Go here for the full interview.
‘Fierce urgency of now’
Tisby said in another tweet, also June 9:
In his 1963 ‘I Have a Dream’ speech, Martin Luther King Jr. said the nation had to respond to the “fierce urgency of now.” His words still ring true. The time is now and long past to respond to the urgent need for racial justice. #ColorofCompromise
His 12-episode Color of Compromise Video Study offers a good place for Americans, and Canadians, to start.
This series provides a unique survey of American Christianity’s racial past, revealing the concrete and chilling ways people of faith have worked against racial justice. Understanding our racial history sets the stage for solutions, but until we understand the depth of the malady we won’t fully embrace the aggressive treatment it requires.
Given the centuries of Christian compromise with bigotry, believers today must be prepared to tear down old structures and build up new ones. This video study provides an in-depth diagnosis for a racially divided American church and suggests ways to foster a more equitable and inclusive environment among God’s people..
Some good resources
- IVP: Resources for Faithful Justice
IVP is offering more than 50 free ebooks – but only until tomorrow (June 12)!
IVP is grateful for the prophetic voices of our authors who share their stories, educate us when we are uninformed, and challenge us with the truth. Learn from these books as we pursue justice, wholeness, and racial righteousness in our homes, churches, and communities. You can also read our commitment to amplifying voices of color.
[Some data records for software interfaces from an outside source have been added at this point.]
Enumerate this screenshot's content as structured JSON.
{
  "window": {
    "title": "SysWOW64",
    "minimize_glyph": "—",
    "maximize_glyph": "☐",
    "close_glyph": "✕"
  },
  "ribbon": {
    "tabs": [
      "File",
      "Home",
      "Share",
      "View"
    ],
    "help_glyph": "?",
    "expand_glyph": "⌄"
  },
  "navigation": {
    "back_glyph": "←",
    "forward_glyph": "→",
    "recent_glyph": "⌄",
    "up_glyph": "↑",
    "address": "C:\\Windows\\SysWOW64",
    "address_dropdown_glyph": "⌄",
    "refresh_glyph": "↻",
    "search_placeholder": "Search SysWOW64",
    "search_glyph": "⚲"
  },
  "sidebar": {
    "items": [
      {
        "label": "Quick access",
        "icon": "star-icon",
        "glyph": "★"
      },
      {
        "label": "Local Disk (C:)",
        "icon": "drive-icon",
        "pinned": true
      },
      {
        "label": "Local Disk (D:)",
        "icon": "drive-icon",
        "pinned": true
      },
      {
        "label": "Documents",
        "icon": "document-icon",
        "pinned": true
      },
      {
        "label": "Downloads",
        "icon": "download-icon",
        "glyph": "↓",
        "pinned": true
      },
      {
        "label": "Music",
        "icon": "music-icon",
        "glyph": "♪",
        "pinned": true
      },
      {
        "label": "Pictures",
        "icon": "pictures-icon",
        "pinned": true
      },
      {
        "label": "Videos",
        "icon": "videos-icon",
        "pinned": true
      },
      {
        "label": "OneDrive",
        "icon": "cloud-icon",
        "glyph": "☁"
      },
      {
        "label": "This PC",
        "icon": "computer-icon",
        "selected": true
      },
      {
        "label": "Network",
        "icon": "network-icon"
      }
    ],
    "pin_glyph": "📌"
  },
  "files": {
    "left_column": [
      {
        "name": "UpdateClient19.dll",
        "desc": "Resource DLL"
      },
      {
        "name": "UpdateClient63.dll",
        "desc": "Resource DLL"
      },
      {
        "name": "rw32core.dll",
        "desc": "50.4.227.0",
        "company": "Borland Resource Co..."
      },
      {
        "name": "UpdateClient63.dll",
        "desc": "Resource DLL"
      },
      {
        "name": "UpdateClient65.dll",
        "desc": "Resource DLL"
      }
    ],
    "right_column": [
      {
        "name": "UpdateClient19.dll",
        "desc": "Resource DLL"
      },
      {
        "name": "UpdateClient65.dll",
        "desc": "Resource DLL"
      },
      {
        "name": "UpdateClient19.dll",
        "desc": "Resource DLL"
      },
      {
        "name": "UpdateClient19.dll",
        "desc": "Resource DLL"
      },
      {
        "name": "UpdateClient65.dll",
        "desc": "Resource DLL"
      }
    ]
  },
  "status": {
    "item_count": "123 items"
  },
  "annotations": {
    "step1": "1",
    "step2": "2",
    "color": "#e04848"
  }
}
To start reading right away, you can choose one ebook from this page to download for free. IVP will continue to pay the full royalties to the authors of these important books. Simply sign in, add the ebook to your cart, and use promo code JUST20 when you checkout. (Offer is for one-time use on one ebook title, now until June 12.)
- Christianity Today: ‘Floyd funeral turning point for Minneapolis evangelicals’
In the week after the death of George Floyd, local evangelicals have participated in the citywide response, donating food and supplies and rallying volunteers for cleanup efforts. But as church leaders consider the long-term needs that will continue when the news cycle and national attention move on, they’ve realized how important it is to work together to coordinate their responses.
“People want to just do something, but that doesn’t mean we know what to do,” said Shawna Boren, the engagement pastor at Woodland Hills Church in St. Paul. “We’re really trying to be effective by listening to the churches in the neighborhoods that are affected and doing what they tell us to do.”
Go here for the full article.
- April Yamasaki: ‘Black Lives Matter in Canada
Writing on her ‘When You Work for the Church’ blog, April Yamasaki described parallels between the situation in the United States and Canada and “offered some links that I find helpful. Some address anti-black racism, others include racial injustice against Indigenous people and others.”
Go here for the full comment.